Follow other authors in your genre. Retweet and share their content. There, now at least you have SOMETHING for visitors to see.
Now, one of my absolute favorite tools is Creator Collabs. You should absolutely sign up to this immediately and start sharing posts in your genre - I spend about 5 minutes a day here. What Creator Collabs does is earn you points for sharing, which they call Reach. You get 1 reach for each follower every time you share... so if you have 100 followers on TW, each time you share a Tweet you will get 100 Reach. Now, when YOU want to boost a post (say, about that new release you have out) other people 'spend' your Reach by sharing to THEIR followers. It's a really great way to get content AND get your own content shared around. It's free unless you decide to buy Reach, but seriously, don't. Just save up and only boost posts you really need to.
Note: if you follow my link above to Creator Collabs and join up, you'll automatically follow me and see any posts I share. I follow back :D
Another tool I use is Recurpost. You can share from here to FB, TW, LinkedIn and Google Plus, up to 3 social media profiles with a free account. You create a 'library' of posts you want shared and Recurpost schedules them to go out once a day, spread through the day and assorted randomly. You can let each post run once a day indefinitely or schedule an end date for it.
Recurpost has free and paid versions, and in theory in the free version you can't attach images. HOWEVER, there is a way around this. If you are linking to another site (say, to a really awesome blog post you wrote about building a mailing list) you end it with a shortlink from bit.ly and then type a single space.
Recurpost then gives you not only a link to add an image, but a section where you can enter more text as well, circumventing Twitter's character limit too! Neat, huh!
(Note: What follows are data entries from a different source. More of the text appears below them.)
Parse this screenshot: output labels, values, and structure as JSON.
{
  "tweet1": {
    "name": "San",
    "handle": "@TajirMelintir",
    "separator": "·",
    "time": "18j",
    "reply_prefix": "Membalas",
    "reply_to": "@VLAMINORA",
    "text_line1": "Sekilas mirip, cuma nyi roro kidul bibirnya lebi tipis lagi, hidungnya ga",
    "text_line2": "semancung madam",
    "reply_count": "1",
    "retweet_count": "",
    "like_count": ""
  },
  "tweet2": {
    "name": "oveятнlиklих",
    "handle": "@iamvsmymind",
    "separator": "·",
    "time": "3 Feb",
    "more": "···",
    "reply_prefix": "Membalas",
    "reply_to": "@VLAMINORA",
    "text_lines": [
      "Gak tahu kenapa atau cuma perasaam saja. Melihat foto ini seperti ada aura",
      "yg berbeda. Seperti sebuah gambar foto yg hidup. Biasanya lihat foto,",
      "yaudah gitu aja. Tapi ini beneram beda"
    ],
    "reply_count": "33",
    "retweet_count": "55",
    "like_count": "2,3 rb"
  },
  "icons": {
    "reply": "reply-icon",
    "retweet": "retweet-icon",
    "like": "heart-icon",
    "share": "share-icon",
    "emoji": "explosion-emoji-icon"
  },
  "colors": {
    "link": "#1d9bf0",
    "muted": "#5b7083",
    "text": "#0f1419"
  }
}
AND FREE!!! You can load up to 100 posts and Recurpost will post up to 10 posts daily per social account. It's really easy to connect to Facebook Pages as well as profiles.
Buffer is another free tool I occasionally use for Twitter scheduling, usually if I really want to blast out about something. You can have up to 10 posts scheduled on the free plan, and you can choose how many times per day you want Buffer to post for you, and at what times! What you can't do is repeat the same post constantly, so I tend to make up 10 posts with slightly different wording and, if possible, different images, schedule those 10 and repeat when the buffer is empty. You can also track post performance with this app.
One other free tool which I'm currently testing out is a Scheduling Calendar. Sign up for this and you get a new one monthly. I can't really give you much feedback as I've only just started using it, but if you like to be organised about things this may work for you.
There are literally hundreds of other tools out there which do similar jobs to the ones I've mentioned, and most of them have functionality for free. There really is no need to pay for a tool to schedule posts for you. You can check out Hootsuite, Amplifr, Just Retweet and plenty of others if Recurpost and Buffer don't do quite what you need. I've tried Hootsuite and found it terrifyingly complicated, but I know other authors who swear by it.
Hopefully, you're a little bit less nervous and confused about social media than you were when you started reading this. My best advice is; take it slow. Nobody expects you to get a thousand followers (or even a hundred) overnight. As the saying goes, If You Build It, They Will Come.
And if you follow @caitlynlynch6 on Twitter and you have 'author' in your name or description, I'll follow you back :D